WORK INSTRUCTIONS :: From the listing below, extract every line containing "JSON".

DATA EXTRACT ::
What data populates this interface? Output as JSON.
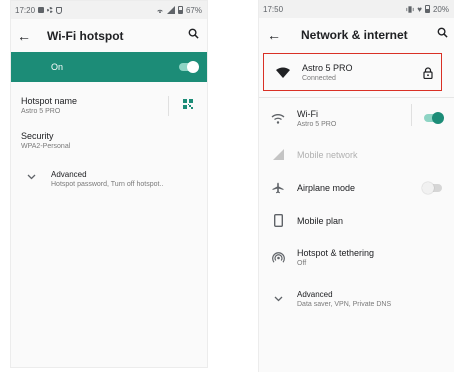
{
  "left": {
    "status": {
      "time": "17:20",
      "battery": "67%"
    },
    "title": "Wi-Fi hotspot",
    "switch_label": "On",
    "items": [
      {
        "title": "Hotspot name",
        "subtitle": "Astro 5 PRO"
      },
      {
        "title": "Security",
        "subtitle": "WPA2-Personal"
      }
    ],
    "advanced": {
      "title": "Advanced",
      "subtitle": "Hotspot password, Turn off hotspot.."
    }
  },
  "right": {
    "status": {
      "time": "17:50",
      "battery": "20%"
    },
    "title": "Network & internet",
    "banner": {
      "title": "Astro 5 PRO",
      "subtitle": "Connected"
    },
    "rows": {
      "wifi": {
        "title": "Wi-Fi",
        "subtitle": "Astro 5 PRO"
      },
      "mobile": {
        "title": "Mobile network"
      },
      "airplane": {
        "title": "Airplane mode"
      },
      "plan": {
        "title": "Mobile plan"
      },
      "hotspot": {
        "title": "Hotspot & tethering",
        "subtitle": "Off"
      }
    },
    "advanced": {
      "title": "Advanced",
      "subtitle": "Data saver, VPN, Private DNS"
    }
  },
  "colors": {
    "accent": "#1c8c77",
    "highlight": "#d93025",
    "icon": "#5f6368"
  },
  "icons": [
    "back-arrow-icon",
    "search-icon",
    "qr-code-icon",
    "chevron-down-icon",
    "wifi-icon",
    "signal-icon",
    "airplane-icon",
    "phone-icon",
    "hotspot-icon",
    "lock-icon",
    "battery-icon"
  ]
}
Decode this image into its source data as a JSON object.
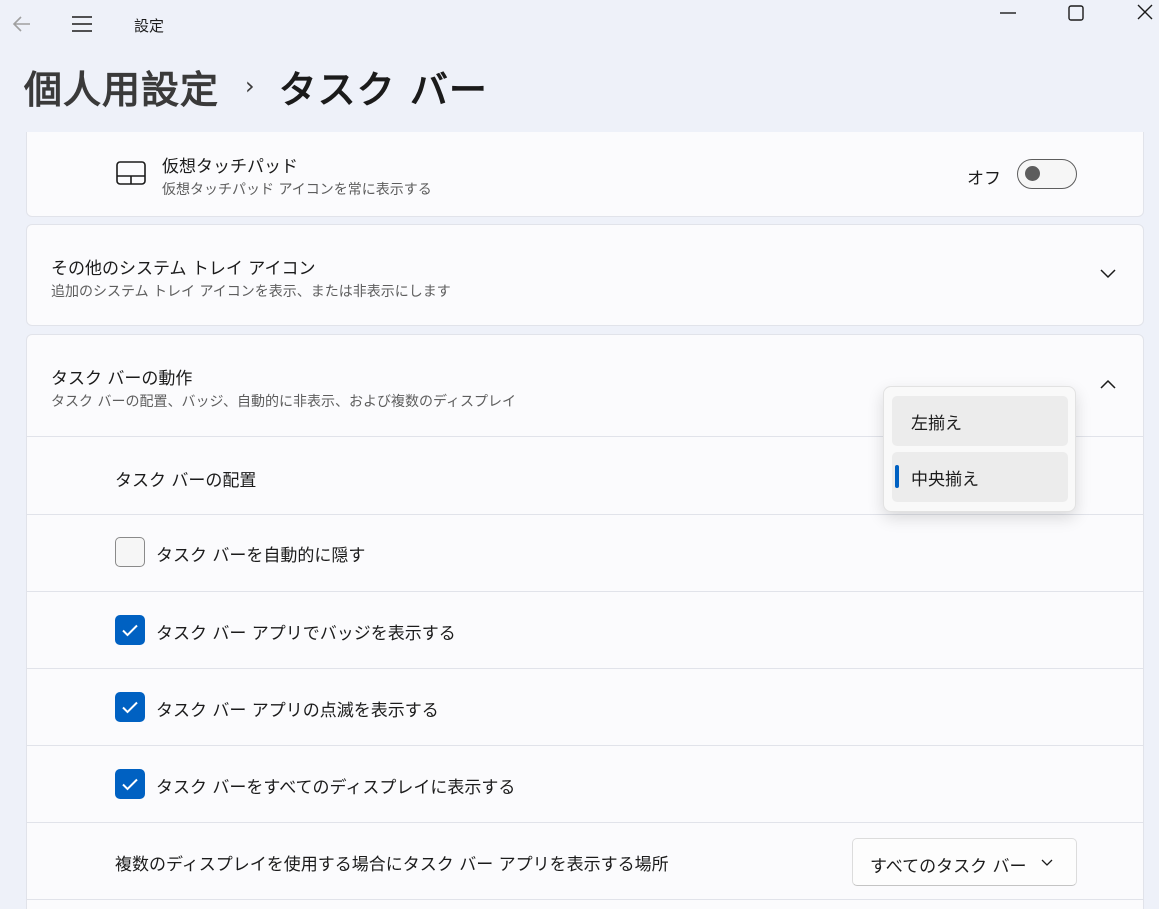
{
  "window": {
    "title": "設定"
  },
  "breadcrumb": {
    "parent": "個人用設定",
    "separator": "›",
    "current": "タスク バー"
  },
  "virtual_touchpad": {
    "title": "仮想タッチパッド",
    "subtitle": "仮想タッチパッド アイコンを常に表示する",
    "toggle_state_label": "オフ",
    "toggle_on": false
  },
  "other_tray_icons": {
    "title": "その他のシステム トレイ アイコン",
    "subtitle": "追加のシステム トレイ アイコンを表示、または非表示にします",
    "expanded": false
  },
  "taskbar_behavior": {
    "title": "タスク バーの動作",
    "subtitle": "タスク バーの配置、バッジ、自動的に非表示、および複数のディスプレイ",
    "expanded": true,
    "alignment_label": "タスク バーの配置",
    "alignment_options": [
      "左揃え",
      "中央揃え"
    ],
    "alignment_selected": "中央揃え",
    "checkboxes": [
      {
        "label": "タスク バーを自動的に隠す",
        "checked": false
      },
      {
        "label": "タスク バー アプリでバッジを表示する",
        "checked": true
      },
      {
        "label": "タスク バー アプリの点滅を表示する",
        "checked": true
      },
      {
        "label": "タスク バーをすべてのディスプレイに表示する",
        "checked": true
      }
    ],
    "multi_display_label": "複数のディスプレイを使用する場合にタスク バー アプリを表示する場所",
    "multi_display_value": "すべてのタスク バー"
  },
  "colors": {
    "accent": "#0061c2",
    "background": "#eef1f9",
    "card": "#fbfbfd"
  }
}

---

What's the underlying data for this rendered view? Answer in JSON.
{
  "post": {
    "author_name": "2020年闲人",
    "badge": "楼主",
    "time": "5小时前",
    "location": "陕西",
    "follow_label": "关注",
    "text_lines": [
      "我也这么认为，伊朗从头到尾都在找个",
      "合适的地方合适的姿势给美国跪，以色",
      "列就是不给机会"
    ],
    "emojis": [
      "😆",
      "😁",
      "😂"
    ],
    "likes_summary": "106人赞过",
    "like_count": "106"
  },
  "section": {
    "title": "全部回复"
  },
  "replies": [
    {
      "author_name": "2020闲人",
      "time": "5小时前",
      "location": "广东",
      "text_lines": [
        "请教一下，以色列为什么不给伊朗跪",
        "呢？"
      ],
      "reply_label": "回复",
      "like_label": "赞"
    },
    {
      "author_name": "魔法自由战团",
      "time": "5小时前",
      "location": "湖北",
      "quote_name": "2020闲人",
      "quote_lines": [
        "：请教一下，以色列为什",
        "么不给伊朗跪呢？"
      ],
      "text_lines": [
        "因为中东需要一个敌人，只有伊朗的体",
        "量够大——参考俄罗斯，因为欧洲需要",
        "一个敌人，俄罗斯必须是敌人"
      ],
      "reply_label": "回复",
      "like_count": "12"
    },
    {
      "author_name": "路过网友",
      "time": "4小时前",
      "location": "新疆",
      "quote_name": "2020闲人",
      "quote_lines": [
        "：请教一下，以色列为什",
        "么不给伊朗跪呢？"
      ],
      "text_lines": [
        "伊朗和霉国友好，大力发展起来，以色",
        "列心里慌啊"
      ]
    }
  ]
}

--

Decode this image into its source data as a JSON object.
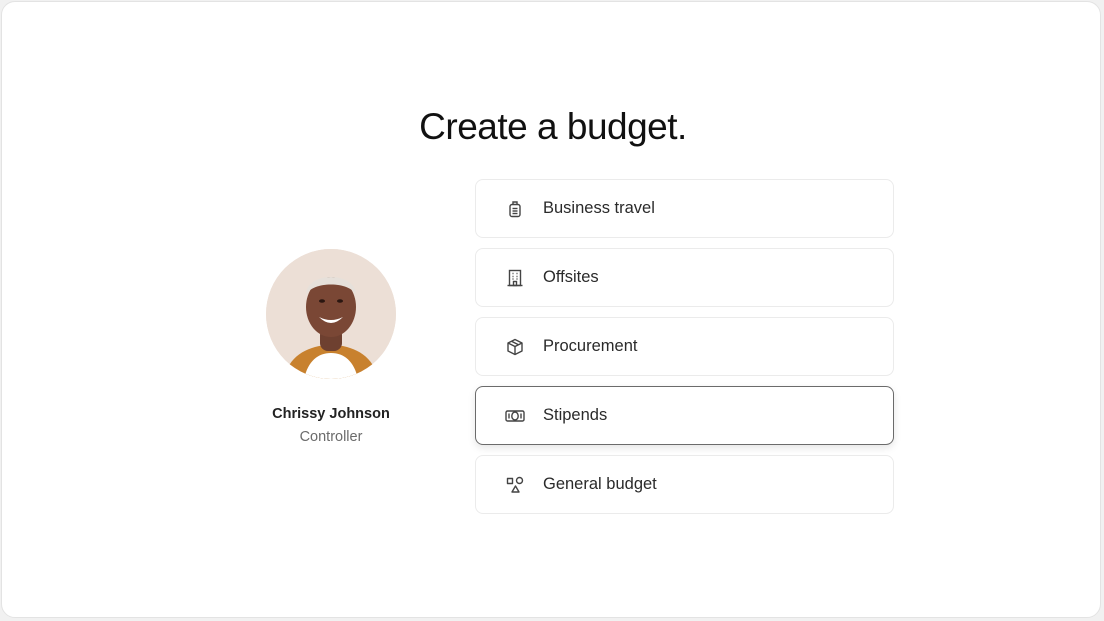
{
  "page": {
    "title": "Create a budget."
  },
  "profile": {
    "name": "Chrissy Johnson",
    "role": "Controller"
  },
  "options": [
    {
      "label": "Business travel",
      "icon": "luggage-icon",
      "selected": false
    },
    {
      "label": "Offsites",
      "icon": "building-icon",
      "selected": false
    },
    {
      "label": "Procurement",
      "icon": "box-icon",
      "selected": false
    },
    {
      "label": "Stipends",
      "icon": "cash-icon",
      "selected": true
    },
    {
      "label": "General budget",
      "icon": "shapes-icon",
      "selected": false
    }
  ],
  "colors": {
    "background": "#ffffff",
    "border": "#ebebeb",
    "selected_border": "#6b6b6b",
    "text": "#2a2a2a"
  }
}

ANSWER TO THE EXERCISE ::
What data populates this interface? Output as JSON.
Decode this image into its source data as a JSON object.
What's the underlying data for this rendered view? Answer in JSON.
Decode this image into its source data as a JSON object.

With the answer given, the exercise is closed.